However, the crisis of the peace process and a deepening sense of a “long-term provisionality” of the status quo create specific new political dangers for Israel. As an engaged, consistent and concerned friend of Israel for more than 50 years, I feel it as my duty to speak openly and offer a friend‘s warning and criticism when necessary, as I do to my personal friends and family.

Many in Israel – though not on an official level – now talk of the chronic crisis of the peace process as a crisis of the two-state solution. Such statements are often made in a strangely resigned, even complacent way. It is as if the authors merely wanted to express their exasperation or disillusionment with the peace process, without reflecting the logical implications: without an independent Palestinian state, there is no way for Israel itself in the long-term outlook to remain a state that is both Jewish and democratic.
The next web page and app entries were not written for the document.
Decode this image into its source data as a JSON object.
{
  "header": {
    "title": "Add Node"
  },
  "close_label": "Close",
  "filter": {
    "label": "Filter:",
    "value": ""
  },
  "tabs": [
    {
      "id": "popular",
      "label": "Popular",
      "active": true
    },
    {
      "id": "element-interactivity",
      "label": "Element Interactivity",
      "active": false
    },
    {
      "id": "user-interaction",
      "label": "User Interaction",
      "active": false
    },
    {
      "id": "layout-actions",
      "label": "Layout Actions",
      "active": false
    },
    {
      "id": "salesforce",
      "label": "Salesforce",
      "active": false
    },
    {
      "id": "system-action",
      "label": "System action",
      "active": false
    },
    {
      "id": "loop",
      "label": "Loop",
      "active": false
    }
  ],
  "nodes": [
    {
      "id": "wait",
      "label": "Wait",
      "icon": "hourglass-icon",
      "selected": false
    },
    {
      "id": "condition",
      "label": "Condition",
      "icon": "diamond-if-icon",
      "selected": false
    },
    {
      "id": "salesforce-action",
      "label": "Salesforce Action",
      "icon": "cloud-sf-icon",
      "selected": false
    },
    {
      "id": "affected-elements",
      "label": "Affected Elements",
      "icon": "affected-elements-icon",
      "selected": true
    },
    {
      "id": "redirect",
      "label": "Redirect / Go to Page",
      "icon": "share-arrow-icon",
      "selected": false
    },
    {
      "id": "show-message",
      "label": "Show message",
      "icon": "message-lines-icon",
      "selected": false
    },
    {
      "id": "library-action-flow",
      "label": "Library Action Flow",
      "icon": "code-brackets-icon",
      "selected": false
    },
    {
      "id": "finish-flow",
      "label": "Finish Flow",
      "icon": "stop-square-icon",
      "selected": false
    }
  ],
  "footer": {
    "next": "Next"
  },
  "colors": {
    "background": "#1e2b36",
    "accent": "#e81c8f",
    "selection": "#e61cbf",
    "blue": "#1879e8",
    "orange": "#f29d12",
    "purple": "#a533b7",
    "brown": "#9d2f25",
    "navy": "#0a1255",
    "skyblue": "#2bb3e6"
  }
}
This impression is compounded by what appears to be persistent indifference among Israelis toward the territorial preconditions of a future viable Palestinian statehood. Alarm among Israel’s foreign partners about the continued expansion of Jewish residential areas beyond the Green Line, steadily eroding the size and contiguity of the residual non-Jewish territories, often seems to be felt in Israel as a political nuisance to be overcome, rather than a serious questioning of Israel’s political credibility.

This perceived attitude gravely tests the political goodwill that Israel enjoys in the Western world and specifically in Europe. It is easily interpreted as Israel’s psychological acceptance of a long-term situation where there is a single independent political entity between the Mediterranean and the Jordan River, with different civic rights for two different groups of inhabitants. As a result, not only left-wing radicals but also more and more members of the political mainstream in Europe are now beginning to speak of an Israeli “apartheid” system.

That such use of this term is historically misleading and unfair is not the issue here. I am saying that this is what is happening to popular perception among Europeans, not because I am happy about it but because it is what is happening. Israel is losing a significant part of European public opinion, and I am not sure if most of the Israeli public appreciates this trend and its potential consequences.

The request I would like to make of the American Jewish Committee, as our fellow friends of Israel, is to join us in helping to contain and reverse the serious damage that is being done to Israel’s image in Europe. This must involve not only advocacy in Europe itself, but also an effort to help Israeli leaders appreciate the challenge and recognize its roots in current psychological attitudes in Israel towards the peace process and future Palestinian statehood.

Ladies and gentlemen, let me assure you that my words to you today reflect my experience gained during five years in the chair of Foreign Minister and as a life-long observer of European politics. They change nothing about the fact that I will remain a staunch friend and ally of Israel in the future as I have been in the past.